We evaluated whether the avain respiratory system displays the same fundamental mechanical behavior during external forcing as found in mammals. We measured airway flow and pressures in the trachea, air sacs and thoracoabdominal cavity in 4 anesthetized-paralyzed roosters during sinusoidal volume oscillations at the trachea in the normal range of euthermic breathing frequency, f(0.2 to 1.0 Hz), and tidal volume, Vt (10-50 ml). From the pressure and flow waveforms, we calculated resistance (R) and elastance (E) of the total respiratory system and its major compartments (lungs, air sacs and chest wall). E of the chest wall was minimum (147 cmH2O·L-1 ± 7 SE) at 0.2 Hz-50 ml and was consistently, slightly lower than E of the total respiratory system over the entire range studied. Both elastances showed the same dependence on f and Vt, increasing slightly with increasing f and decreasing with increasing Vt. R of the chest wall was maximum (35.6 cmH2O·L-1·sec-1 ± 2.2 SE) at 0.2 Hz-10 ml and decreased with increasing f and Vt, although the Vt effect diminished at the higher f. E and R of the air sacs were much smaller than those of the chest wall, but showed similar f and Vt dependencies. R of the lungs, due to resistance of the airways, was minimum (6.8 cmH2O·L-1·sec-1 ± 1.5 SE) at 0.2 Hz-10 ml and increased with both f and Vt. Total respiratory R reflected R of the air sacs and chest wall at low f and R of the lungs at high f. The f and Vt dependencies of E and R in the chicken were strikingly similar to those measured in various types of mammalian respiratory tissues (Stamenović et al. (1990) J. Appl. Physiol. 69:973-988. We conclude that, despite important anatomical differences between species, avian and mammalian respiratory tissues exhibit fundamentally similar mechanical behavior.

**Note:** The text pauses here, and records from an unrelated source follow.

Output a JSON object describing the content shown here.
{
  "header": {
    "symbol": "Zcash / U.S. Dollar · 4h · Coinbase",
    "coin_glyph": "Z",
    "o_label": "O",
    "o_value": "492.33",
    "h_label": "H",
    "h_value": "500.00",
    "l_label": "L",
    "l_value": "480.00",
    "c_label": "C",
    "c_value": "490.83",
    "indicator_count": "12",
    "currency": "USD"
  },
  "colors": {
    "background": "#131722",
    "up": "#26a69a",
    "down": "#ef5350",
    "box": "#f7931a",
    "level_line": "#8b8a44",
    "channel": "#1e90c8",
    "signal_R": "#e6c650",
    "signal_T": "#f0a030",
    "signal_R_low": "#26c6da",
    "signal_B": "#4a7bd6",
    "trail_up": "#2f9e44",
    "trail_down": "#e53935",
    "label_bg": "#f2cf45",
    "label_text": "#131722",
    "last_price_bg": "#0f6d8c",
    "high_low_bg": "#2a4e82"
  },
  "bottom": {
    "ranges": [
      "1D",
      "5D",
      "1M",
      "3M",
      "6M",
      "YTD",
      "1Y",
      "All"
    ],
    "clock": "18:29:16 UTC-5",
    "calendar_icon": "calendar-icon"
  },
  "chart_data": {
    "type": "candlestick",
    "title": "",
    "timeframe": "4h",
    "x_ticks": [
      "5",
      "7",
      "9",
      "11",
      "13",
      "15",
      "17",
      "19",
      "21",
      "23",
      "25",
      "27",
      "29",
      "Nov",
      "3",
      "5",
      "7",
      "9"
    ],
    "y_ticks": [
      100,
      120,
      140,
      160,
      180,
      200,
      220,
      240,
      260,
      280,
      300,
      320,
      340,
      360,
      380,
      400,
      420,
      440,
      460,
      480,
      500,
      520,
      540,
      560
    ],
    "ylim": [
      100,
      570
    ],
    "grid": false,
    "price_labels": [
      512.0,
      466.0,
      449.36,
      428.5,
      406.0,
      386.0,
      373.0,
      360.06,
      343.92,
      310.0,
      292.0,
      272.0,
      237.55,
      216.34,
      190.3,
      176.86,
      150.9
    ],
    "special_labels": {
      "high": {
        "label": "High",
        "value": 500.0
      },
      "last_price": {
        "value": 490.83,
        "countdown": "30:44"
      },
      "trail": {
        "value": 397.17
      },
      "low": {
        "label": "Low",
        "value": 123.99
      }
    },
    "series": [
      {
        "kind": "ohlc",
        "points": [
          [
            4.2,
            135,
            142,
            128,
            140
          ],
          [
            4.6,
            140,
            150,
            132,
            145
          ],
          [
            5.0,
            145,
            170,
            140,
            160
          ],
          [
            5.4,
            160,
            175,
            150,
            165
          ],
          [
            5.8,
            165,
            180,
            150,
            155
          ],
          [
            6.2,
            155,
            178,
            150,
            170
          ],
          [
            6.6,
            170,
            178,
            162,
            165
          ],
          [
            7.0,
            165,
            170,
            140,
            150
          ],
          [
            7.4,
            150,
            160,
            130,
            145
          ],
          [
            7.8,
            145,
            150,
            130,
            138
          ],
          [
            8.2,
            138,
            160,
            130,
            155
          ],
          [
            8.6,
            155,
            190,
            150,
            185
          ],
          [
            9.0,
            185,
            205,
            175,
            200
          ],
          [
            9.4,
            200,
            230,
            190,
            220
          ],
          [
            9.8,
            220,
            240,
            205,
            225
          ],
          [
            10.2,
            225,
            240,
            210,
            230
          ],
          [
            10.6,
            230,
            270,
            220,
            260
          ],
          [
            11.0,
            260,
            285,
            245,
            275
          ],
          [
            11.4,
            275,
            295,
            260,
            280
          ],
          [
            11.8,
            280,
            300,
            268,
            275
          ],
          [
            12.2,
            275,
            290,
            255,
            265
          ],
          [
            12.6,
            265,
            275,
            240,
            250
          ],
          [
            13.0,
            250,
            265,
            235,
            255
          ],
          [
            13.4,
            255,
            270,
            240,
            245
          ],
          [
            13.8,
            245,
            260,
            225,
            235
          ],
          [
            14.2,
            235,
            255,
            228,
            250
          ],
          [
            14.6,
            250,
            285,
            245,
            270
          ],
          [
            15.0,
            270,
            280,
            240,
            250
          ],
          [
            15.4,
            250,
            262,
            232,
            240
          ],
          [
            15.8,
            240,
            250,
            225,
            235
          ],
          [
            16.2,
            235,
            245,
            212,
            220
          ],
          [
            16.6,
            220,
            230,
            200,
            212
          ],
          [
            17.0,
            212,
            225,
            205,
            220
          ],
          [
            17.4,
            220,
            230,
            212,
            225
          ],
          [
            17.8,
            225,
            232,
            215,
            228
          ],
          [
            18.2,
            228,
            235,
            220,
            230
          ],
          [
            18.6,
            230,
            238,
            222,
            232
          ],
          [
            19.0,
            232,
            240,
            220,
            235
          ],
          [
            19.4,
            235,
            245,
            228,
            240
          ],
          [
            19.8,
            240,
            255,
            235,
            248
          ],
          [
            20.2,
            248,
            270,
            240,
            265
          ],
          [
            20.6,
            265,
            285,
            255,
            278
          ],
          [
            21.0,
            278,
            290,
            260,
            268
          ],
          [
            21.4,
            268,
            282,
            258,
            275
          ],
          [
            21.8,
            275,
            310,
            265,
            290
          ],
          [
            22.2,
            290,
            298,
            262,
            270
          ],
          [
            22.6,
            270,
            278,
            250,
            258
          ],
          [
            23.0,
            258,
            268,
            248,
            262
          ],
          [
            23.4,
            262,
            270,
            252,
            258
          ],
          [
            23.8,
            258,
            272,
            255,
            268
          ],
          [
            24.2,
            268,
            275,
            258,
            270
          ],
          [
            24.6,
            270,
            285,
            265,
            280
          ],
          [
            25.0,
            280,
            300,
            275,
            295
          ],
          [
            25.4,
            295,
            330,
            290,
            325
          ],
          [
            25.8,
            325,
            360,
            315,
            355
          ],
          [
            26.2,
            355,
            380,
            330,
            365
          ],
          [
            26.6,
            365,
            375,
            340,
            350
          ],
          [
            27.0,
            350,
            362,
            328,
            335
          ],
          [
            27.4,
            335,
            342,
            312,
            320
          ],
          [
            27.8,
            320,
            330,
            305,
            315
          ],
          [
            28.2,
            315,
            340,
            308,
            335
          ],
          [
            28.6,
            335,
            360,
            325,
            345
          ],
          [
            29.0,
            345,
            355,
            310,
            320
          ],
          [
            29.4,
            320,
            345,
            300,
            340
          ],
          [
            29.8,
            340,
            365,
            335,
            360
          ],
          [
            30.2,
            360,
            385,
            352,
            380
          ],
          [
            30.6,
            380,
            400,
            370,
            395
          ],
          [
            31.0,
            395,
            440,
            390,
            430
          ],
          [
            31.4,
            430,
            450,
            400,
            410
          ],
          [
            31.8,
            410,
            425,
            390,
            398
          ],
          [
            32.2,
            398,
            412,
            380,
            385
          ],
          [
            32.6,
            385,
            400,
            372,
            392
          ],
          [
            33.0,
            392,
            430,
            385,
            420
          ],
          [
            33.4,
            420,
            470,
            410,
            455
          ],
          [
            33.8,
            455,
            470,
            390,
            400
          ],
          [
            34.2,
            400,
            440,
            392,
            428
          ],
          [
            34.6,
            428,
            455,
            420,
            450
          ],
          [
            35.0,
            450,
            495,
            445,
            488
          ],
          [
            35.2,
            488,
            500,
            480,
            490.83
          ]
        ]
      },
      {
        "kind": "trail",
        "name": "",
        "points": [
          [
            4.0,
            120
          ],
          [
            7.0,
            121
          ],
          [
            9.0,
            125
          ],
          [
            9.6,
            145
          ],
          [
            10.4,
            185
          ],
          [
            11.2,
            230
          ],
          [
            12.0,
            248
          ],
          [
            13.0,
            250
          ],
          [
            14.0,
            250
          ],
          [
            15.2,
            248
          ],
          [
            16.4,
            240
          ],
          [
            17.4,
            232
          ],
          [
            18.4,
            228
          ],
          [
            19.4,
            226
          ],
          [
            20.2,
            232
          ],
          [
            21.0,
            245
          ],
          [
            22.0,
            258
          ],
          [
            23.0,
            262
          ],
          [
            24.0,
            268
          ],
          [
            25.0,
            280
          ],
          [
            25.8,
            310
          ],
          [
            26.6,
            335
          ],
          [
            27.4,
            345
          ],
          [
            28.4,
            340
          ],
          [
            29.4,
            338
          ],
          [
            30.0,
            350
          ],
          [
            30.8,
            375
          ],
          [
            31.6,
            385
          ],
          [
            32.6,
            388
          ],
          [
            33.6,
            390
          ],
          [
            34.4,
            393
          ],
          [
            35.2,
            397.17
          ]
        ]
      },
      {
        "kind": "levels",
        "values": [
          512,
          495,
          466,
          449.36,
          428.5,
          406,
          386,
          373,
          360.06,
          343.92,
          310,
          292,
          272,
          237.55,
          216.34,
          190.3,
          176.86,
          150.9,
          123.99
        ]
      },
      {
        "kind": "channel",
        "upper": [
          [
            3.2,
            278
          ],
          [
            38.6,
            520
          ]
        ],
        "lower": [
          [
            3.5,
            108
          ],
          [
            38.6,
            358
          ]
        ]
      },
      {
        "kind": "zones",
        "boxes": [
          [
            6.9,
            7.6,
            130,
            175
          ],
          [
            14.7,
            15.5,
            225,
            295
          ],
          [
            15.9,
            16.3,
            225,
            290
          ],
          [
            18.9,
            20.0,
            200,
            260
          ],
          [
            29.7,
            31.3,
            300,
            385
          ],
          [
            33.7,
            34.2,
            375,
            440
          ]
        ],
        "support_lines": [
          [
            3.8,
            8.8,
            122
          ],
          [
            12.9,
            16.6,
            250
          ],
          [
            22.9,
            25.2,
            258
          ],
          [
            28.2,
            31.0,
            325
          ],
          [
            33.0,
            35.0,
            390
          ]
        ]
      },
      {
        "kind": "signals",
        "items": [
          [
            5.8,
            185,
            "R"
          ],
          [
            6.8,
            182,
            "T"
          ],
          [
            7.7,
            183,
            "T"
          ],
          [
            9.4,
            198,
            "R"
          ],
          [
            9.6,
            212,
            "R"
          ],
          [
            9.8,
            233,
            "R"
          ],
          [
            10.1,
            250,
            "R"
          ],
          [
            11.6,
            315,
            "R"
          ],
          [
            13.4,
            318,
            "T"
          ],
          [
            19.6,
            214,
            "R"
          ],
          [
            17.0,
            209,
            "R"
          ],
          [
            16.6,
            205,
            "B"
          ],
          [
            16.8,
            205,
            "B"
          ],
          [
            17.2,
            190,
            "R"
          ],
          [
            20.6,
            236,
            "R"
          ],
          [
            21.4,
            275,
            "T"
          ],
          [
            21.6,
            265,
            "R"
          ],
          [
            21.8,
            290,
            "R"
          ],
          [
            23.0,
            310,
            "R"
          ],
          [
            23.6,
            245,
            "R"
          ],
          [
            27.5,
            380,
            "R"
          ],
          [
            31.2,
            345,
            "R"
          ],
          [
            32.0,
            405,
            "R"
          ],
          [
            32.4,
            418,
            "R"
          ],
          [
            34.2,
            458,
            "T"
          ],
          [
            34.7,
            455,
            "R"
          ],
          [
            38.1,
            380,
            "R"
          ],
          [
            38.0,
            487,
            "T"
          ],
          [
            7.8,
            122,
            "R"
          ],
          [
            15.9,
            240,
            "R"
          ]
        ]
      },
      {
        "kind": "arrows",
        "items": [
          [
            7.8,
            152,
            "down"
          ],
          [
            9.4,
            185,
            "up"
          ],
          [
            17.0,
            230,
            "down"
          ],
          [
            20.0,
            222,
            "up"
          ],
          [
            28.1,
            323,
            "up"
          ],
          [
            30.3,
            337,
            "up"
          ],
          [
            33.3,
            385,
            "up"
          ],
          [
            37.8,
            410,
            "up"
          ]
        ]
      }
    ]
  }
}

- Animal, bird, chicken
- Compliance, of respiratory system in birds
- Mechanics of breathing, in chicken
- Resistance, of respiratory system in birds
ASJC Scopus subject areas
- Pulmonary and Respiratory Medicine